Reprint the entire listing exactly.
++++++++++
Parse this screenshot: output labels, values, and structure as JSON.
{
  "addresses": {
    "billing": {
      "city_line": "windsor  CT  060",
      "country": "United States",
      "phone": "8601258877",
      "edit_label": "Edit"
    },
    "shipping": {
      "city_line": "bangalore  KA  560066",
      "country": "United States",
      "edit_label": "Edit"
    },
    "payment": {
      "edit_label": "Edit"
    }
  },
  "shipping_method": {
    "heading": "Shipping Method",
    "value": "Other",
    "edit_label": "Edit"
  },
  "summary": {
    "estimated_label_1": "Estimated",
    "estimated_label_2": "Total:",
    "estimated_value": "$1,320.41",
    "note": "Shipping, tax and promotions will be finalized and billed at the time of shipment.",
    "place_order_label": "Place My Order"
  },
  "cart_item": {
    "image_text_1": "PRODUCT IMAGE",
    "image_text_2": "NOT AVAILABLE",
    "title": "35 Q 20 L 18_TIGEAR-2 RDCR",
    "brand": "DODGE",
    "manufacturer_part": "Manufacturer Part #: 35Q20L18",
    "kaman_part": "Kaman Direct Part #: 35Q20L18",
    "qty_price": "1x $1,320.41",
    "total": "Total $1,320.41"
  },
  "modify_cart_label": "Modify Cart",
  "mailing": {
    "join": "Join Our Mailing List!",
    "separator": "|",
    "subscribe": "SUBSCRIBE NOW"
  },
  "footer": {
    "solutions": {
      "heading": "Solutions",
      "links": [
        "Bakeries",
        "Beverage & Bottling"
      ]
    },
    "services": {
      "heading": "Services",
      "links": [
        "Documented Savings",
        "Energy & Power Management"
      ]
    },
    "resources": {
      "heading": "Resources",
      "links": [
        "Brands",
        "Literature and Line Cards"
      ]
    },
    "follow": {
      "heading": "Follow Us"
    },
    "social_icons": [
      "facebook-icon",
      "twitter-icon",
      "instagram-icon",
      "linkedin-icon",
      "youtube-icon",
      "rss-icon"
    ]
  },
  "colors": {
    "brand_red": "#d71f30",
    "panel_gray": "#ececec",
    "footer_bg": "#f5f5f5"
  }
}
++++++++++
RESPONSE TO THE TASK –
Parse this screenshot: output labels, values, and structure as JSON.
{
  "addresses": {
    "billing": {
      "city_line": "windsor  CT  060",
      "country": "United States",
      "phone": "8601258877",
      "edit_label": "Edit"
    },
    "shipping": {
      "city_line": "bangalore  KA  560066",
      "country": "United States",
      "edit_label": "Edit"
    },
    "payment": {
      "edit_label": "Edit"
    }
  },
  "shipping_method": {
    "heading": "Shipping Method",
    "value": "Other",
    "edit_label": "Edit"
  },
  "summary": {
    "estimated_label_1": "Estimated",
    "estimated_label_2": "Total:",
    "estimated_value": "$1,320.41",
    "note": "Shipping, tax and promotions will be finalized and billed at the time of shipment.",
    "place_order_label": "Place My Order"
  },
  "cart_item": {
    "image_text_1": "PRODUCT IMAGE",
    "image_text_2": "NOT AVAILABLE",
    "title": "35 Q 20 L 18_TIGEAR-2 RDCR",
    "brand": "DODGE",
    "manufacturer_part": "Manufacturer Part #: 35Q20L18",
    "kaman_part": "Kaman Direct Part #: 35Q20L18",
    "qty_price": "1x $1,320.41",
    "total": "Total $1,320.41"
  },
  "modify_cart_label": "Modify Cart",
  "mailing": {
    "join": "Join Our Mailing List!",
    "separator": "|",
    "subscribe": "SUBSCRIBE NOW"
  },
  "footer": {
    "solutions": {
      "heading": "Solutions",
      "links": [
        "Bakeries",
        "Beverage & Bottling"
      ]
    },
    "services": {
      "heading": "Services",
      "links": [
        "Documented Savings",
        "Energy & Power Management"
      ]
    },
    "resources": {
      "heading": "Resources",
      "links": [
        "Brands",
        "Literature and Line Cards"
      ]
    },
    "follow": {
      "heading": "Follow Us"
    },
    "social_icons": [
      "facebook-icon",
      "twitter-icon",
      "instagram-icon",
      "linkedin-icon",
      "youtube-icon",
      "rss-icon"
    ]
  },
  "colors": {
    "brand_red": "#d71f30",
    "panel_gray": "#ececec",
    "footer_bg": "#f5f5f5"
  }
}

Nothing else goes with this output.